▶ Exercise directions: What you output should match the data below exactly.

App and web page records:

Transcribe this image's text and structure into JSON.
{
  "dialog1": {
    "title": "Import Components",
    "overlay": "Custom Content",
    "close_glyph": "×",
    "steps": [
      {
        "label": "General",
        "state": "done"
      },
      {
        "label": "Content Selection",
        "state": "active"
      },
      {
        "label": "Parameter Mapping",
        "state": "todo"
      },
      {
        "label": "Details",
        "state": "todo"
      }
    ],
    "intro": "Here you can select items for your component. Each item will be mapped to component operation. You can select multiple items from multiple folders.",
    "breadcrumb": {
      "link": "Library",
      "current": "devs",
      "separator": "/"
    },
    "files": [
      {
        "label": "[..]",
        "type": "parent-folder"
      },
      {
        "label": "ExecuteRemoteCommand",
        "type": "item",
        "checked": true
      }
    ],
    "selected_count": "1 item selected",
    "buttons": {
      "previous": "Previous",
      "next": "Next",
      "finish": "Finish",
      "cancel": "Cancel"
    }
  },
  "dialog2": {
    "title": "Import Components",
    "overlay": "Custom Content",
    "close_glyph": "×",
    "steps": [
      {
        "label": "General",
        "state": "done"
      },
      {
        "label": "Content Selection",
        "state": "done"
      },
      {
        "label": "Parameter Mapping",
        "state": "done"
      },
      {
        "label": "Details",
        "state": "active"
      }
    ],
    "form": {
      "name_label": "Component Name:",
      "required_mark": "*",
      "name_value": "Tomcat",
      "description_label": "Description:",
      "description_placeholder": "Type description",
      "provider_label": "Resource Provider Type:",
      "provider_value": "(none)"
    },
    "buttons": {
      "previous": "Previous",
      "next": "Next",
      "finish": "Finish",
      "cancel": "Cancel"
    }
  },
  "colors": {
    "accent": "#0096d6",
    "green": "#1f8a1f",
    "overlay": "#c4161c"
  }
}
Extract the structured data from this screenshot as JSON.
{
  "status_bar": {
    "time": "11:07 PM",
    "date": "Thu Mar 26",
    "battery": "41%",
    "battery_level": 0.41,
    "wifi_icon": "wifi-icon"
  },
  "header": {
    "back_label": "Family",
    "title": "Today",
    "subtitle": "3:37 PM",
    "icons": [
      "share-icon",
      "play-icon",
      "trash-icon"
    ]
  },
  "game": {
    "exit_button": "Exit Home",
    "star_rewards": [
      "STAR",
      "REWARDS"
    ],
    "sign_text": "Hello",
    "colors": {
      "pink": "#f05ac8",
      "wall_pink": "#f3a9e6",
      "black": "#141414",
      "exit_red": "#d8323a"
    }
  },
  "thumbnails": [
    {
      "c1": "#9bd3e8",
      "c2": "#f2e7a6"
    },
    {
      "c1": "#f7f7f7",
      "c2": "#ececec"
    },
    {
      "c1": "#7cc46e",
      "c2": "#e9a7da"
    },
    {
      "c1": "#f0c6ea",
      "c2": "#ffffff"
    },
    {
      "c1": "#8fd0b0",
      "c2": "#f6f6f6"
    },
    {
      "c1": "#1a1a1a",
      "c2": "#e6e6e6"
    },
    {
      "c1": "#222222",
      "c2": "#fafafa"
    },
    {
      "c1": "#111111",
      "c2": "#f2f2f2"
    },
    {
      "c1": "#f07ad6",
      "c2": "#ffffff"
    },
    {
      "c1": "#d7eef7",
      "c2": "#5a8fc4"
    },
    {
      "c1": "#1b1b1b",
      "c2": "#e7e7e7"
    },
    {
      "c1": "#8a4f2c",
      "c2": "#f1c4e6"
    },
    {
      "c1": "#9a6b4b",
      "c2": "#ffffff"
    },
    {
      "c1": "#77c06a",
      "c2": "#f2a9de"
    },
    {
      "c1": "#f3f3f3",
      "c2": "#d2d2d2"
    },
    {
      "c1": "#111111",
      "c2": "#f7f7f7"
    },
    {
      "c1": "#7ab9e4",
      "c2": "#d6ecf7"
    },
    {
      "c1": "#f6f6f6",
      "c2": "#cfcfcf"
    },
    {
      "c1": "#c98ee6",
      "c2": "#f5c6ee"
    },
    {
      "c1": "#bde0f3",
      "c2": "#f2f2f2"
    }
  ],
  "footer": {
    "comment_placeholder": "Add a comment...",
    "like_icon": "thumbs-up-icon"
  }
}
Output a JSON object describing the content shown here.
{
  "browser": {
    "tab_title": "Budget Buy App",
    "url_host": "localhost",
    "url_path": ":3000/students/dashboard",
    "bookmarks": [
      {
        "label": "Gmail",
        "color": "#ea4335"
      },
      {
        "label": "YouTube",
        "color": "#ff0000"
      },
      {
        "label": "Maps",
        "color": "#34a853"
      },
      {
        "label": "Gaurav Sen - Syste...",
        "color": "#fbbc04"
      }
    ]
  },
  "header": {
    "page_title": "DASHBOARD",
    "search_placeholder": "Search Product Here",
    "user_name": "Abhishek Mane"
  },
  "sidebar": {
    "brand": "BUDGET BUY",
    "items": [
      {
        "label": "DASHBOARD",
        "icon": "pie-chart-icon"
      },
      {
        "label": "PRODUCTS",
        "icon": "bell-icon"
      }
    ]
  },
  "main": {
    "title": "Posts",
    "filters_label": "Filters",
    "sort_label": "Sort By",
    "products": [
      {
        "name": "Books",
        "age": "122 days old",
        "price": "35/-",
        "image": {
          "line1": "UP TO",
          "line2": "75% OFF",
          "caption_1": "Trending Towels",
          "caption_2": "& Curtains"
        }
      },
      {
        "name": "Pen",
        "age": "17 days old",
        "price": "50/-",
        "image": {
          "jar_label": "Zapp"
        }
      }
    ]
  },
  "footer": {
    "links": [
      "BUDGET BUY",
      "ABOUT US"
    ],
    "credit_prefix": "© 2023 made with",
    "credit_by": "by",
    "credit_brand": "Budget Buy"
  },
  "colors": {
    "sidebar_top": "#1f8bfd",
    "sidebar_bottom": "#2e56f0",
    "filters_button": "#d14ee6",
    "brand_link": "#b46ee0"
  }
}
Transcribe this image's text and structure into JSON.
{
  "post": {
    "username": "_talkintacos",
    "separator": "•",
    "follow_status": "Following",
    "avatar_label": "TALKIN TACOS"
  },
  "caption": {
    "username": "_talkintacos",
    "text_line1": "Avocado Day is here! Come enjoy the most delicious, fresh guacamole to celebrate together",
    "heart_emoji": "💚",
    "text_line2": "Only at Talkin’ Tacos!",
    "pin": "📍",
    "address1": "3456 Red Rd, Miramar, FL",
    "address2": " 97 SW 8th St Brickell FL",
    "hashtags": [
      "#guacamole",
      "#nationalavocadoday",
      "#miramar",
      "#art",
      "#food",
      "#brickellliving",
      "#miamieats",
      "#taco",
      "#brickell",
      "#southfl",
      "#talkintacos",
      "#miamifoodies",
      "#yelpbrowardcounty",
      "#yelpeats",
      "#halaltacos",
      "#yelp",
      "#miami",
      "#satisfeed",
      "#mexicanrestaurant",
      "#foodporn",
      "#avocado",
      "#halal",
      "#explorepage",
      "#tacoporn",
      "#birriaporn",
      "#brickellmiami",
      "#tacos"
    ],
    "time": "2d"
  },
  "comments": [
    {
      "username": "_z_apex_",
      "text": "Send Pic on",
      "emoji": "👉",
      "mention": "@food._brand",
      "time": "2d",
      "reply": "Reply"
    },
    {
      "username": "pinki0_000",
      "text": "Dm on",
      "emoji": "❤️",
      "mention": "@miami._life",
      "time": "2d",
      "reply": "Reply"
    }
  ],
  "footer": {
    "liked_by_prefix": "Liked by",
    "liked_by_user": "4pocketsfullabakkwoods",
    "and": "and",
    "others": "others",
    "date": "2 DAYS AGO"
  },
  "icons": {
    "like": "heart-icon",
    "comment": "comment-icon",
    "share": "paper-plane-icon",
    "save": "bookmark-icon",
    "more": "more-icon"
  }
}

▶ Finished exercise:
Transcribe this image's text and structure into JSON.
{
  "dialog1": {
    "title": "Import Components",
    "overlay": "Custom Content",
    "close_glyph": "×",
    "steps": [
      {
        "label": "General",
        "state": "done"
      },
      {
        "label": "Content Selection",
        "state": "active"
      },
      {
        "label": "Parameter Mapping",
        "state": "todo"
      },
      {
        "label": "Details",
        "state": "todo"
      }
    ],
    "intro": "Here you can select items for your component. Each item will be mapped to component operation. You can select multiple items from multiple folders.",
    "breadcrumb": {
      "link": "Library",
      "current": "devs",
      "separator": "/"
    },
    "files": [
      {
        "label": "[..]",
        "type": "parent-folder"
      },
      {
        "label": "ExecuteRemoteCommand",
        "type": "item",
        "checked": true
      }
    ],
    "selected_count": "1 item selected",
    "buttons": {
      "previous": "Previous",
      "next": "Next",
      "finish": "Finish",
      "cancel": "Cancel"
    }
  },
  "dialog2": {
    "title": "Import Components",
    "overlay": "Custom Content",
    "close_glyph": "×",
    "steps": [
      {
        "label": "General",
        "state": "done"
      },
      {
        "label": "Content Selection",
        "state": "done"
      },
      {
        "label": "Parameter Mapping",
        "state": "done"
      },
      {
        "label": "Details",
        "state": "active"
      }
    ],
    "form": {
      "name_label": "Component Name:",
      "required_mark": "*",
      "name_value": "Tomcat",
      "description_label": "Description:",
      "description_placeholder": "Type description",
      "provider_label": "Resource Provider Type:",
      "provider_value": "(none)"
    },
    "buttons": {
      "previous": "Previous",
      "next": "Next",
      "finish": "Finish",
      "cancel": "Cancel"
    }
  },
  "colors": {
    "accent": "#0096d6",
    "green": "#1f8a1f",
    "overlay": "#c4161c"
  }
}
Extract the structured data from this screenshot as JSON.
{
  "status_bar": {
    "time": "11:07 PM",
    "date": "Thu Mar 26",
    "battery": "41%",
    "battery_level": 0.41,
    "wifi_icon": "wifi-icon"
  },
  "header": {
    "back_label": "Family",
    "title": "Today",
    "subtitle": "3:37 PM",
    "icons": [
      "share-icon",
      "play-icon",
      "trash-icon"
    ]
  },
  "game": {
    "exit_button": "Exit Home",
    "star_rewards": [
      "STAR",
      "REWARDS"
    ],
    "sign_text": "Hello",
    "colors": {
      "pink": "#f05ac8",
      "wall_pink": "#f3a9e6",
      "black": "#141414",
      "exit_red": "#d8323a"
    }
  },
  "thumbnails": [
    {
      "c1": "#9bd3e8",
      "c2": "#f2e7a6"
    },
    {
      "c1": "#f7f7f7",
      "c2": "#ececec"
    },
    {
      "c1": "#7cc46e",
      "c2": "#e9a7da"
    },
    {
      "c1": "#f0c6ea",
      "c2": "#ffffff"
    },
    {
      "c1": "#8fd0b0",
      "c2": "#f6f6f6"
    },
    {
      "c1": "#1a1a1a",
      "c2": "#e6e6e6"
    },
    {
      "c1": "#222222",
      "c2": "#fafafa"
    },
    {
      "c1": "#111111",
      "c2": "#f2f2f2"
    },
    {
      "c1": "#f07ad6",
      "c2": "#ffffff"
    },
    {
      "c1": "#d7eef7",
      "c2": "#5a8fc4"
    },
    {
      "c1": "#1b1b1b",
      "c2": "#e7e7e7"
    },
    {
      "c1": "#8a4f2c",
      "c2": "#f1c4e6"
    },
    {
      "c1": "#9a6b4b",
      "c2": "#ffffff"
    },
    {
      "c1": "#77c06a",
      "c2": "#f2a9de"
    },
    {
      "c1": "#f3f3f3",
      "c2": "#d2d2d2"
    },
    {
      "c1": "#111111",
      "c2": "#f7f7f7"
    },
    {
      "c1": "#7ab9e4",
      "c2": "#d6ecf7"
    },
    {
      "c1": "#f6f6f6",
      "c2": "#cfcfcf"
    },
    {
      "c1": "#c98ee6",
      "c2": "#f5c6ee"
    },
    {
      "c1": "#bde0f3",
      "c2": "#f2f2f2"
    }
  ],
  "footer": {
    "comment_placeholder": "Add a comment...",
    "like_icon": "thumbs-up-icon"
  }
}
Output a JSON object describing the content shown here.
{
  "browser": {
    "tab_title": "Budget Buy App",
    "url_host": "localhost",
    "url_path": ":3000/students/dashboard",
    "bookmarks": [
      {
        "label": "Gmail",
        "color": "#ea4335"
      },
      {
        "label": "YouTube",
        "color": "#ff0000"
      },
      {
        "label": "Maps",
        "color": "#34a853"
      },
      {
        "label": "Gaurav Sen - Syste...",
        "color": "#fbbc04"
      }
    ]
  },
  "header": {
    "page_title": "DASHBOARD",
    "search_placeholder": "Search Product Here",
    "user_name": "Abhishek Mane"
  },
  "sidebar": {
    "brand": "BUDGET BUY",
    "items": [
      {
        "label": "DASHBOARD",
        "icon": "pie-chart-icon"
      },
      {
        "label": "PRODUCTS",
        "icon": "bell-icon"
      }
    ]
  },
  "main": {
    "title": "Posts",
    "filters_label": "Filters",
    "sort_label": "Sort By",
    "products": [
      {
        "name": "Books",
        "age": "122 days old",
        "price": "35/-",
        "image": {
          "line1": "UP TO",
          "line2": "75% OFF",
          "caption_1": "Trending Towels",
          "caption_2": "& Curtains"
        }
      },
      {
        "name": "Pen",
        "age": "17 days old",
        "price": "50/-",
        "image": {
          "jar_label": "Zapp"
        }
      }
    ]
  },
  "footer": {
    "links": [
      "BUDGET BUY",
      "ABOUT US"
    ],
    "credit_prefix": "© 2023 made with",
    "credit_by": "by",
    "credit_brand": "Budget Buy"
  },
  "colors": {
    "sidebar_top": "#1f8bfd",
    "sidebar_bottom": "#2e56f0",
    "filters_button": "#d14ee6",
    "brand_link": "#b46ee0"
  }
}
Transcribe this image's text and structure into JSON.
{
  "post": {
    "username": "_talkintacos",
    "separator": "•",
    "follow_status": "Following",
    "avatar_label": "TALKIN TACOS"
  },
  "caption": {
    "username": "_talkintacos",
    "text_line1": "Avocado Day is here! Come enjoy the most delicious, fresh guacamole to celebrate together",
    "heart_emoji": "💚",
    "text_line2": "Only at Talkin’ Tacos!",
    "pin": "📍",
    "address1": "3456 Red Rd, Miramar, FL",
    "address2": " 97 SW 8th St Brickell FL",
    "hashtags": [
      "#guacamole",
      "#nationalavocadoday",
      "#miramar",
      "#art",
      "#food",
      "#brickellliving",
      "#miamieats",
      "#taco",
      "#brickell",
      "#southfl",
      "#talkintacos",
      "#miamifoodies",
      "#yelpbrowardcounty",
      "#yelpeats",
      "#halaltacos",
      "#yelp",
      "#miami",
      "#satisfeed",
      "#mexicanrestaurant",
      "#foodporn",
      "#avocado",
      "#halal",
      "#explorepage",
      "#tacoporn",
      "#birriaporn",
      "#brickellmiami",
      "#tacos"
    ],
    "time": "2d"
  },
  "comments": [
    {
      "username": "_z_apex_",
      "text": "Send Pic on",
      "emoji": "👉",
      "mention": "@food._brand",
      "time": "2d",
      "reply": "Reply"
    },
    {
      "username": "pinki0_000",
      "text": "Dm on",
      "emoji": "❤️",
      "mention": "@miami._life",
      "time": "2d",
      "reply": "Reply"
    }
  ],
  "footer": {
    "liked_by_prefix": "Liked by",
    "liked_by_user": "4pocketsfullabakkwoods",
    "and": "and",
    "others": "others",
    "date": "2 DAYS AGO"
  },
  "icons": {
    "like": "heart-icon",
    "comment": "comment-icon",
    "share": "paper-plane-icon",
    "save": "bookmark-icon",
    "more": "more-icon"
  }
}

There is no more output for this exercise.